Stewart’s vision flows from her connection with the building, which she calls fated. “When my husband died in Maine, I bought things that didn‘t go with my life before. I got an electric baby grand piano and a leather couch, and they got together and talked and they really hated that cheap patio set I ate off of. When I got here, they heaved a sigh of relief.”
She chose a palate of a few colours throughout the house so she can mix and match items from different rooms. “Everything migrates around the house: chairs, lamps, vases. I like variety. I like change, but the house has its own sense of character and I’ve been responding to it.”
The very Newfoundland colours of green, red, and yellow aren‘t Stewart’s usual picks but she knew she wanted to include them somehow.
“This house just wants to be red! I’ve never been a red person.” All the paint colours echo one another. The trim in the bedroom is the wall in the bathroom, etc. She keeps the paint in large glass jars with masking tape labels so she can find the right colour easily for touch-ups.

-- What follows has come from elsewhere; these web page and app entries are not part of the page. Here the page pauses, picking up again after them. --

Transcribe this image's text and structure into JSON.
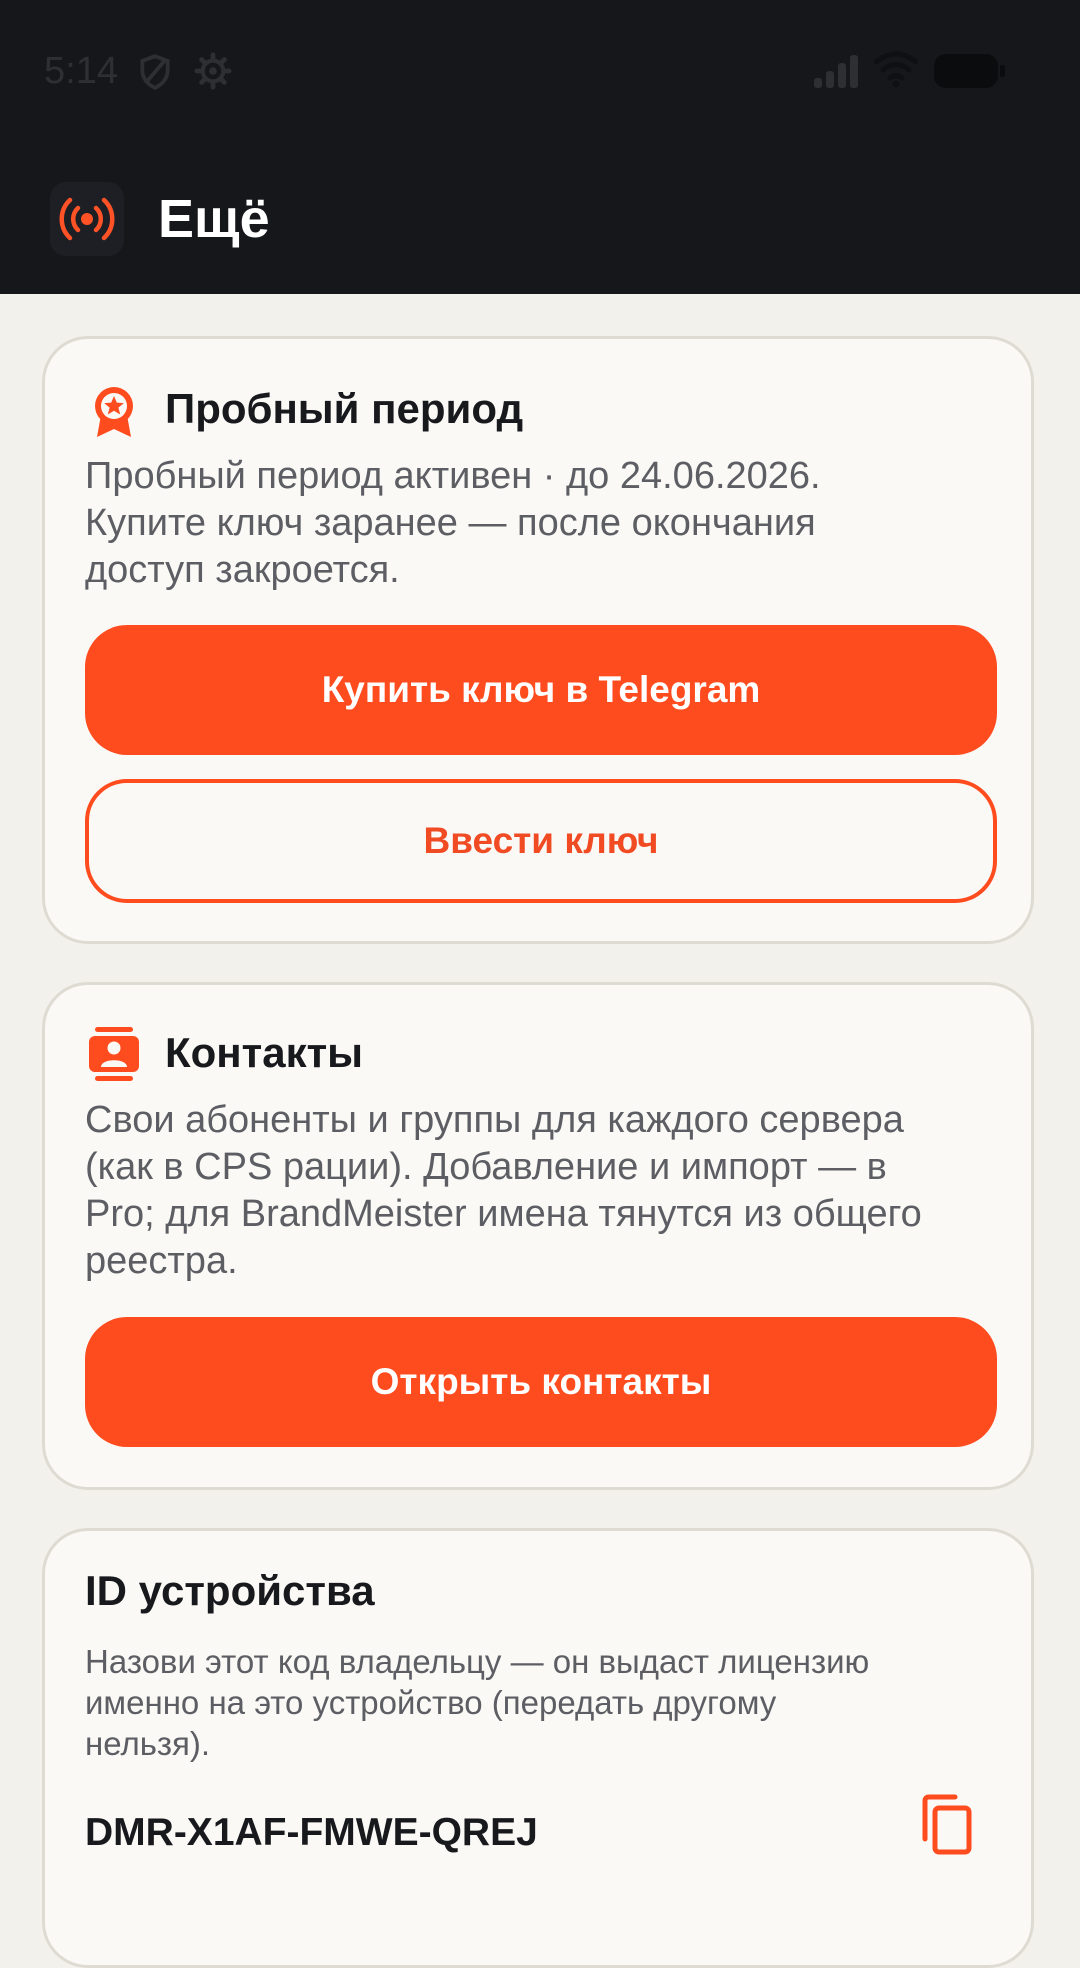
{
  "status_bar": {
    "time": "5:14",
    "icons": [
      "shield-icon",
      "gear-icon",
      "signal-icon",
      "wifi-icon",
      "battery-icon"
    ]
  },
  "app_bar": {
    "icon": "radio-broadcast-icon",
    "title": "Ещё"
  },
  "trial_card": {
    "icon": "award-badge-icon",
    "title": "Пробный период",
    "text_line1": "Пробный период активен · до 24.06.2026.",
    "text_line2": "Купите ключ заранее — после окончания",
    "text_line3": "доступ закроется.",
    "buy_button_label": "Купить ключ в Telegram",
    "enter_key_button_label": "Ввести ключ"
  },
  "contacts_card": {
    "icon": "contacts-icon",
    "title": "Контакты",
    "text_line1": "Свои абоненты и группы для каждого сервера",
    "text_line2": "(как в CPS рации). Добавление и импорт — в",
    "text_line3": "Pro; для BrandMeister имена тянутся из общего",
    "text_line4": "реестра.",
    "open_button_label": "Открыть контакты"
  },
  "device_card": {
    "title": "ID устройства",
    "text_line1": "Назови этот код владельцу — он выдаст лицензию",
    "text_line2": "именно на это устройство (передать другому",
    "text_line3": "нельзя).",
    "device_id": "DMR-X1AF-FMWE-QREJ",
    "copy_icon": "copy-icon"
  },
  "colors": {
    "accent": "#ff4c1f",
    "header_bg": "#16171b",
    "page_bg": "#f2f1ec",
    "card_bg": "#faf9f6"
  }
}
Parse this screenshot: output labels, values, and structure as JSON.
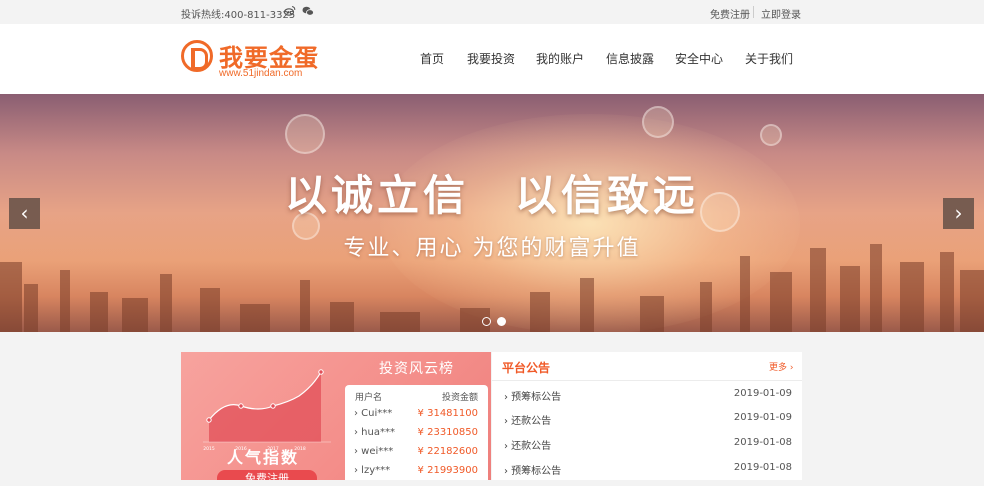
{
  "topbar": {
    "hotline": "投诉热线:400-811-3325",
    "register": "免费注册",
    "login": "立即登录"
  },
  "header": {
    "logo_name": "我要金蛋",
    "logo_url": "www.51jindan.com",
    "nav": [
      "首页",
      "我要投资",
      "我的账户",
      "信息披露",
      "安全中心",
      "关于我们"
    ]
  },
  "banner": {
    "headline": "以诚立信　以信致远",
    "subtitle": "专业、用心 为您的财富升值",
    "prev": "‹",
    "next": "›"
  },
  "popular": {
    "title": "人气指数",
    "years": [
      "2015",
      "2016",
      "2017",
      "2018"
    ],
    "cta": "免费注册"
  },
  "ranking": {
    "title": "投资风云榜",
    "col_user": "用户名",
    "col_amount": "投资金额",
    "rows": [
      {
        "user": "› Cui***",
        "amount": "¥ 31481100"
      },
      {
        "user": "› hua***",
        "amount": "¥ 23310850"
      },
      {
        "user": "› wei***",
        "amount": "¥ 22182600"
      },
      {
        "user": "› lzy***",
        "amount": "¥ 21993900"
      }
    ]
  },
  "notices": {
    "title": "平台公告",
    "more": "更多 ›",
    "rows": [
      {
        "title": "› 预筹标公告",
        "date": "2019-01-09"
      },
      {
        "title": "› 还款公告",
        "date": "2019-01-09"
      },
      {
        "title": "› 还款公告",
        "date": "2019-01-08"
      },
      {
        "title": "› 预筹标公告",
        "date": "2019-01-08"
      }
    ]
  },
  "colors": {
    "brand": "#f06a28",
    "accent": "#f05a28"
  }
}
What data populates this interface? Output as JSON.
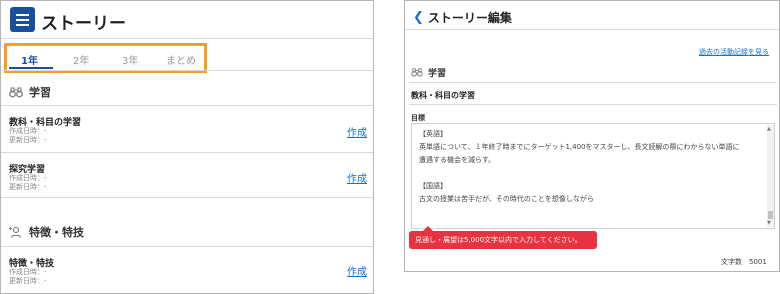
{
  "left_panel": {
    "title": "ストーリー",
    "tabs": [
      {
        "label": "1年",
        "active": true
      },
      {
        "label": "2年",
        "active": false
      },
      {
        "label": "3年",
        "active": false
      },
      {
        "label": "まとめ",
        "active": false
      }
    ],
    "sections": [
      {
        "name": "学習",
        "icon": "binoculars-icon",
        "items": [
          {
            "title": "教科・科目の学習",
            "created": "作成日時：-",
            "updated": "更新日時：-",
            "action": "作成"
          },
          {
            "title": "探究学習",
            "created": "作成日時：-",
            "updated": "更新日時：-",
            "action": "作成"
          }
        ]
      },
      {
        "name": "特徴・特技",
        "icon": "person-sparkle-icon",
        "items": [
          {
            "title": "特徴・特技",
            "created": "作成日時：-",
            "updated": "更新日時：-",
            "action": "作成"
          }
        ]
      }
    ]
  },
  "right_panel": {
    "title": "ストーリー編集",
    "history_link": "過去の活動記録を見る",
    "section": "学習",
    "subsection": "教科・科目の学習",
    "field_label": "目標",
    "textarea_lines": [
      "【英語】",
      "英単語について、１年終了時までにターゲット1,400をマスターし、長文読解の際にわからない単語に",
      "遭遇する機会を減らす。",
      "",
      "【国語】",
      "古文の授業は苦手だが、その時代のことを想像しながら"
    ],
    "error_message": "見通し・展望は5,000文字以内で入力してください。",
    "char_count": "文字数　5001"
  },
  "colors": {
    "brand": "#1a4f9c",
    "highlight": "#f5a01a",
    "link": "#1a6fc4",
    "error": "#e8323f"
  }
}
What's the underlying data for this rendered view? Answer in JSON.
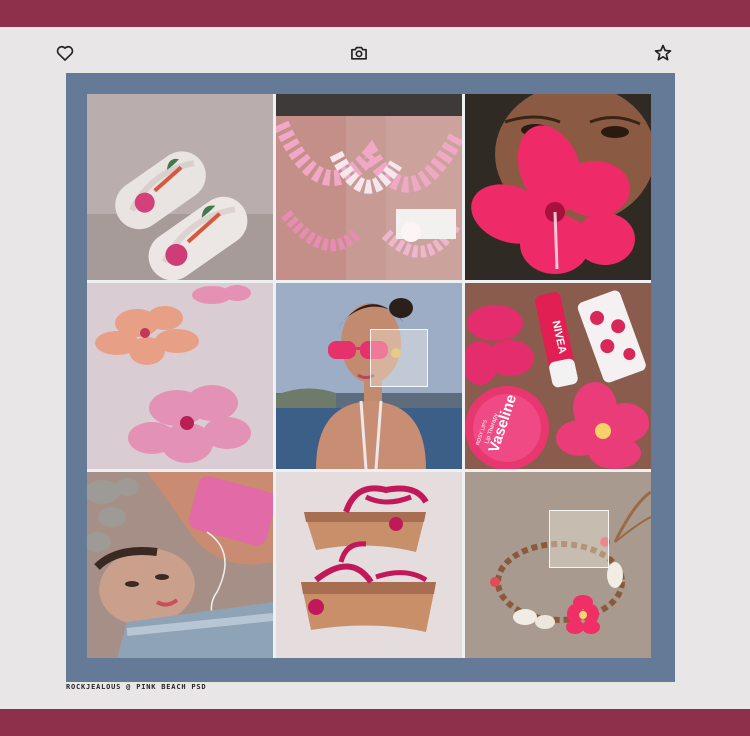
{
  "colors": {
    "background": "#e8e6e7",
    "band": "#8e2f4c",
    "frame": "#657a96",
    "icon": "#222222"
  },
  "toolbar": {
    "left_icon": "heart-icon",
    "center_icon": "camera-icon",
    "right_icon": "star-icon"
  },
  "collage": {
    "tiles": [
      {
        "subject": "flip-flops-icon"
      },
      {
        "subject": "flower-leis-icon"
      },
      {
        "subject": "hibiscus-face-icon"
      },
      {
        "subject": "painted-hibiscus-icon"
      },
      {
        "subject": "portrait-sunglasses-icon"
      },
      {
        "subject": "lip-balm-products-icon",
        "labels": [
          "NIVEA",
          "Vaseline",
          "Lip Therapy",
          "ROSY LIPS"
        ]
      },
      {
        "subject": "lying-girl-icon"
      },
      {
        "subject": "wedge-sandals-icon"
      },
      {
        "subject": "shell-bracelet-icon"
      }
    ]
  },
  "credit": "rockjealous @ pink beach psd"
}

The home’s decor is an ongoing work of art.
And the house is dedicated to art and craft, grown over with it. Many pieces serve practical functions (a knit “Punch doll” holds rubber bands). Some practical items have been elevated to fine art status, on shelves merely for their beauty (a hooked pin cushion filled with silver acupuncture needles). She points out how a red cup hung along a beam with other mugs and pots draws your eye across to the red in a garden gnome’s hat on the next shelf.
Her more practical vision appears in the addition of the mudroom off of the kitchen. So much snow fell during her first winter she had to shovel up out of the back door to get to the garden, and she had to tie her dogs in the backyard because they could walk right over the fence on the drifts. The addition allowed much needed pantry storage and a civilized elbow room for navigating the wet and muddy ins and outs of a Newfoundland winter.
Digging its foundation left a huge pile of dirt, which necessitated doing the garden next. Stewart designed a series of serpentine rock walls and Carew Services, who specialize in Newfoundland stone, built them. Though the only plant that remains from before her re-vamp is a large pink peony, the profusion of blooms and cobblestone paths feel like they have always been there. And Stewart hopes they always will.
“What I did in the backyard is my legacy, because these rock walls will last,” she says. “People will change the colours, the bathroom, but the bones are good. For the next people it is a jewel. You can say, ‘lovingly taken care of by a little old couple.’”